Sonoma County’s Cult of the Carrot
The Accidental Vinophile
Dave Karraker / by Paul Rattay Photography
When we bought our Sonoma weekend getaway/money pit/wayward home for friends who only call when the pool reaches 80 degrees, our meringue-sweet real estate agent Charleen helped consummate our new, strictly plutonic relationship with Wells Fargo Mortgage by handing us a ring of bent and slightly rusted keys (Sonoma’s idea of a key party?), along with a bursting packet from the Welcome Wagon. Having spent a good number of years living in Los Angeles (don’t judge), I honestly thought the Welcome Wagon was Paris Hilton’s Range Rover.
In fact, the Welcome Wagon is a cavalcade of coupons that you get when you buy a new house. You never knew you needed so many clothes dry cleaned, windows covered and oils changed until they are priced half-off. Also included in the Welcome Wagon packet are easy to digest instructions on how to live a fruitful life in Sonoma County. However, I have a bone to pick with this alleged Wagon of Welcome, because what they don’t warn you about in this cornucopia of local merchant come-ons is Sonoma County’s all-powerful Cult of the Carrot.
This is a word of warning to those who venture forth into the ample, welcoming bosom of the Wine Country – the sun-kissed local residents all belong to a cult and they desperately want you in it. This insidious sect is exceptionally cunning in their recruitment techniques: You first are invited over for a friendly potluck dinner. When you arrive brandishing your foil-encased Costco mini quiches (which are delicious and you know it), your host, resplendent in her smart pastel polo shirt and perfectly pressed khakis, exclaims that everything in her 20 Bean Salad, which resembles a United Colors of Benetton ad, came from her own garden. As other cultists from the neighborhood start arriving, gratins and casseroles in hand, they echo your host’s boast. These people apparently spend a lot of time up to their elbows in mulch and manure.
The next step in your induction into this false religion obsessed with radishes and radicchio is the invitation over to see their “raised vegetable boxes.” Fair warning, dear reader, this is where they get you! Because it is here, as your gaze falls on row after row of fastidiously cared for cauliflower, cabbage and collards, you start to think to yourself: “I could do this.”
At this point, you are hooked. There is no turning back. From this moment forward, you will look upon the grocery store vegetable aisle with the same distain usually reserved for Fox News.

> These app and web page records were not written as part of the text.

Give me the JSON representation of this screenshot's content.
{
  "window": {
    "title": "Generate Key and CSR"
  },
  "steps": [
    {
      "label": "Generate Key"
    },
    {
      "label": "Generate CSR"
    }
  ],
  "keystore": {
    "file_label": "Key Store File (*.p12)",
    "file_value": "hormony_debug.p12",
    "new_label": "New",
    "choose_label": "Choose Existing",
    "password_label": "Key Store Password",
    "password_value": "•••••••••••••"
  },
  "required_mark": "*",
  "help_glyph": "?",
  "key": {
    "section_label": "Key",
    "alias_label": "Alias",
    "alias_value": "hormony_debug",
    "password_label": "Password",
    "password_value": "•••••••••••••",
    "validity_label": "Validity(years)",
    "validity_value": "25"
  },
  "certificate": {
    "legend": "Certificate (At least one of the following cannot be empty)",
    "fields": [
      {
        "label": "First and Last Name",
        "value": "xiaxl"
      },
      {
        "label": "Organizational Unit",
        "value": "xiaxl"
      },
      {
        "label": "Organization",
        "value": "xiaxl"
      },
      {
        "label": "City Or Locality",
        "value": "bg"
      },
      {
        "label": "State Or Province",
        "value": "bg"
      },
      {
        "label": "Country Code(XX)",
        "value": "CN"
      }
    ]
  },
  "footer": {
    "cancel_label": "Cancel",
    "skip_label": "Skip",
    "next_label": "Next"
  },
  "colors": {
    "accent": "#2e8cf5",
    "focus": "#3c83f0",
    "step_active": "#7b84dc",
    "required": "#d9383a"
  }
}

You are now an official member of the Sonoma County Cult of the Carrot.
And here is where I stand today, where I never thought I would: a full-fledged cult member, up to my elbows in endive, overtaken by onion, drowning in dill. Four raised garden beds, fully irrigated, overplanted within an inch of their lives. How many carrots, you ask? I am guessing about 3,000, give or take. Will I eat even a quarter of what I have nurtured with hard work and grime-encrusted fingernails? Probably not.
But, with Pyrex dish at the ready, I am prepared for that neighborhood potluck, when our next victim will be inducted into Sonoma’s Cult of the Carrot.
The Accidental Vinophile is Dave Karraker, a comedian and writer who splits his time between Sonoma, San Francisco, his two Rhodesian Ridgebacks and a 61 Ford Thunderbirds. You can find more on Dave at www.davekarraker.com. Email firstname.lastname@example.org. Follow Dave on Twitter: @davekarraker